• _TASK TO COMPLETE_
Look over the material for the string "title". Copy every line where it turns up.

• _SUPPLIED ENTRIES_
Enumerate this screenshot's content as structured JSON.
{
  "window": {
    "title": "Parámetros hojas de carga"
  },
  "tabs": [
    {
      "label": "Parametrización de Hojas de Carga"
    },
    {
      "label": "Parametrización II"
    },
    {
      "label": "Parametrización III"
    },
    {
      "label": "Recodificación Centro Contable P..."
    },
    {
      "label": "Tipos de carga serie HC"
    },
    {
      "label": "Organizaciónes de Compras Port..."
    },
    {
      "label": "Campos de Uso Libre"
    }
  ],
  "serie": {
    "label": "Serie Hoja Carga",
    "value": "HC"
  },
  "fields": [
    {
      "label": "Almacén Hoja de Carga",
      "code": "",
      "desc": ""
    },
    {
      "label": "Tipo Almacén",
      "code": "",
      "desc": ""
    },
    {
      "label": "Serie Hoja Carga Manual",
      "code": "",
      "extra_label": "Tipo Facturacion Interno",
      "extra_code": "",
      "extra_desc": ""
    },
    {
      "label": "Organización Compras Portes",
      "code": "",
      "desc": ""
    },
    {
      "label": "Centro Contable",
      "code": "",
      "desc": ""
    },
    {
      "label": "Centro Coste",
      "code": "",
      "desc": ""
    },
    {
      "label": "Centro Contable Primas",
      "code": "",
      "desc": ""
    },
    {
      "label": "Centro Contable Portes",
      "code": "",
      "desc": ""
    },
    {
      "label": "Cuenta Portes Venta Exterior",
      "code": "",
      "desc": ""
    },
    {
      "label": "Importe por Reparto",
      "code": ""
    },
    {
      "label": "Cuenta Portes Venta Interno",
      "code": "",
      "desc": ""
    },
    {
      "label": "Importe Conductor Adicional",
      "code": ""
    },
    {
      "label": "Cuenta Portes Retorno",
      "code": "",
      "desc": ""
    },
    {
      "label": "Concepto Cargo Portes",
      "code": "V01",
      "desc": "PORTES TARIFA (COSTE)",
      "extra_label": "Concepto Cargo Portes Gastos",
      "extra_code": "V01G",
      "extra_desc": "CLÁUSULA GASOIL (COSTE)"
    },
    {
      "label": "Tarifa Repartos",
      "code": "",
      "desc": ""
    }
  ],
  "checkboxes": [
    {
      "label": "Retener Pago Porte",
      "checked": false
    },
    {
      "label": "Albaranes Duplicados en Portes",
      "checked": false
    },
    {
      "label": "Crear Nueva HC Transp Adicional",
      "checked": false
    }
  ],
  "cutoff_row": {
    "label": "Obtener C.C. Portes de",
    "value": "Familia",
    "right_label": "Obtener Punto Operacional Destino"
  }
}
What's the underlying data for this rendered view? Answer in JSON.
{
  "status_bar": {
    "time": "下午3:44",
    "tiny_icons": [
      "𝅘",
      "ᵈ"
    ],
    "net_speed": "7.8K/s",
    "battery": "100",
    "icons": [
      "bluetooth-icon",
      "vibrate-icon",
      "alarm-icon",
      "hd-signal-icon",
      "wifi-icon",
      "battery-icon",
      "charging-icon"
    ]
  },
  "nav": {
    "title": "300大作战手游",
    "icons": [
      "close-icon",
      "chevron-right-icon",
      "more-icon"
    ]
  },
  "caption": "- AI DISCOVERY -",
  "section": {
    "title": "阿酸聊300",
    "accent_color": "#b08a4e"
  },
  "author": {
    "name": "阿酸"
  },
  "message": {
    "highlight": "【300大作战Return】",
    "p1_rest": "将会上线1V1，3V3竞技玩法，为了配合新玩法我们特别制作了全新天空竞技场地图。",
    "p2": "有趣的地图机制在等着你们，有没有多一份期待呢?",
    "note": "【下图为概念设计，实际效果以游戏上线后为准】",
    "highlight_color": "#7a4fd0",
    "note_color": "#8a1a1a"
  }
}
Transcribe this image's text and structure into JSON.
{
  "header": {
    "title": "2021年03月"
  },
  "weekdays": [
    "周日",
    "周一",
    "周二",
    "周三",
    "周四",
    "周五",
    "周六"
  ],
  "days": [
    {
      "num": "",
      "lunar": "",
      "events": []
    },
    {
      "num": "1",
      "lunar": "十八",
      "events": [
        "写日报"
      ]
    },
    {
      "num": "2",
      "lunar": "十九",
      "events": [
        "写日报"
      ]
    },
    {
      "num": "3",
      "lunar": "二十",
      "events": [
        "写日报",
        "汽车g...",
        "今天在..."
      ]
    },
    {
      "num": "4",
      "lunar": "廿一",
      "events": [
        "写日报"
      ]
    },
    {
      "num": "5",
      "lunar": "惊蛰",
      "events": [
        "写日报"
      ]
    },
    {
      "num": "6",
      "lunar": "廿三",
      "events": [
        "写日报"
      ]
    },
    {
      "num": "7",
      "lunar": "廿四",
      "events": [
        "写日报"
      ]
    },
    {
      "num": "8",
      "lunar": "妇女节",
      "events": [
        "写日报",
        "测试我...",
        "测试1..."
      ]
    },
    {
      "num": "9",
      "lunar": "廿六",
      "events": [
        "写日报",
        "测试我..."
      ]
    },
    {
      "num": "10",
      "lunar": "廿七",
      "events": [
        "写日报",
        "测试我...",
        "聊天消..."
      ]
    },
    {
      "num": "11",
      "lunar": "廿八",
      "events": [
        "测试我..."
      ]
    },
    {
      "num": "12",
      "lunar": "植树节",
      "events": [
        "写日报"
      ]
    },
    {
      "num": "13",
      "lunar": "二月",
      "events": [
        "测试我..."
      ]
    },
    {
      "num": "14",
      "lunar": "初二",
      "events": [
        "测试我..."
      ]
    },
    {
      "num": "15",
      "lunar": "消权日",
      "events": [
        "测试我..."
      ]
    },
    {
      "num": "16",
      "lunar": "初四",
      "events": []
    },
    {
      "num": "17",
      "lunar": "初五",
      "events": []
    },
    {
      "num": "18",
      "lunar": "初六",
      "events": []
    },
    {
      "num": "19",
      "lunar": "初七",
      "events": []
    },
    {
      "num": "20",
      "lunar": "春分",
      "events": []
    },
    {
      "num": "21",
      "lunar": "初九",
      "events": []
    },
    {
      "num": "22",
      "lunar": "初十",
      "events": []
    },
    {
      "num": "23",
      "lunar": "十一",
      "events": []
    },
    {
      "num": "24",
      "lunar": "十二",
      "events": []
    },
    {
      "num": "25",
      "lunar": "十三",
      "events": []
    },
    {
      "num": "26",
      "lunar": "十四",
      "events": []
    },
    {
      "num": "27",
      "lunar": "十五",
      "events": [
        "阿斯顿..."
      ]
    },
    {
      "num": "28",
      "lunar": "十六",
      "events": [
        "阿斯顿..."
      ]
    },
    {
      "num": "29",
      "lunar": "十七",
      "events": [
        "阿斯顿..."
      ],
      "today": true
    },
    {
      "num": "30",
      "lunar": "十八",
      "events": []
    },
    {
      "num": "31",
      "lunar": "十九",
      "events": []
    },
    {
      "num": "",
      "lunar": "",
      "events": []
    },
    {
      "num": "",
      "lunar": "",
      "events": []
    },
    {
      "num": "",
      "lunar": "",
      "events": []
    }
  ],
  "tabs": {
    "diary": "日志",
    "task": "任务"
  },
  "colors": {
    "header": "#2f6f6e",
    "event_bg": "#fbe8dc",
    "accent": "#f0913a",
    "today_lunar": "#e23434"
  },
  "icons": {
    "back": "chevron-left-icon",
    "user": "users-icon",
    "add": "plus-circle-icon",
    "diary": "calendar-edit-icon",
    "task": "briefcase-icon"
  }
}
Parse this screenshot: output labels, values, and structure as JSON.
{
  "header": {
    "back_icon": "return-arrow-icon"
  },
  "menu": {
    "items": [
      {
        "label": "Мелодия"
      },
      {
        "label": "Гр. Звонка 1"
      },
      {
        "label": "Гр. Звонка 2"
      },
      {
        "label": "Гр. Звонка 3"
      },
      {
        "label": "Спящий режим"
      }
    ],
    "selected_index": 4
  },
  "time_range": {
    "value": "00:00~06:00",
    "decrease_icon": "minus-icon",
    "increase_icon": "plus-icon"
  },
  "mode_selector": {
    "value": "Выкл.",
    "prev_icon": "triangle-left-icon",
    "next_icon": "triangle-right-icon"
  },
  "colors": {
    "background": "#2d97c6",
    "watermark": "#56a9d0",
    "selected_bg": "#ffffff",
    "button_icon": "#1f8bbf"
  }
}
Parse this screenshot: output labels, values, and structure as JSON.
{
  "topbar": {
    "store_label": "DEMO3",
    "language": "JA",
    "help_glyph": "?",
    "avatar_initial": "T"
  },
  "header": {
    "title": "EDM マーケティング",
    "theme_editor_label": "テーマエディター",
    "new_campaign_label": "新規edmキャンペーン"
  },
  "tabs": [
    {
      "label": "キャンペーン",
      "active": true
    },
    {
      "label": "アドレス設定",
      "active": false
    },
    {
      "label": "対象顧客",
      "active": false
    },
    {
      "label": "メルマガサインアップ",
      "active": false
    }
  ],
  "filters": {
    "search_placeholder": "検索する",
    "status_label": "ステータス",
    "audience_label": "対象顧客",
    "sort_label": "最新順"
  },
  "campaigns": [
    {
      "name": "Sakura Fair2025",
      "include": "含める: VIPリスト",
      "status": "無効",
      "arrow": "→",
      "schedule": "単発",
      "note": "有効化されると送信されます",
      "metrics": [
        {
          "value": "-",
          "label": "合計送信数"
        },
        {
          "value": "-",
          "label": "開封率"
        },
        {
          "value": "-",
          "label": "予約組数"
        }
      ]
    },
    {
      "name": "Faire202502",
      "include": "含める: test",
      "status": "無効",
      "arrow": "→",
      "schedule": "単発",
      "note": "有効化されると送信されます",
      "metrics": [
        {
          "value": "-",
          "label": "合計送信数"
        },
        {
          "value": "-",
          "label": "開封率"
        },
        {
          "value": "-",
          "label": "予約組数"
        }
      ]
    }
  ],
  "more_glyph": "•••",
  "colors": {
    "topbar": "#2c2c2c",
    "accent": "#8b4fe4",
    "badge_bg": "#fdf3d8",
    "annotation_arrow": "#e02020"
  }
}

• _ANSWER BELOW_
    "title": "Parámetros hojas de carga"
    "title": "300大作战手游",
    "title": "阿酸聊300",
    "title": "2021年03月"
    "title": "EDM マーケティング",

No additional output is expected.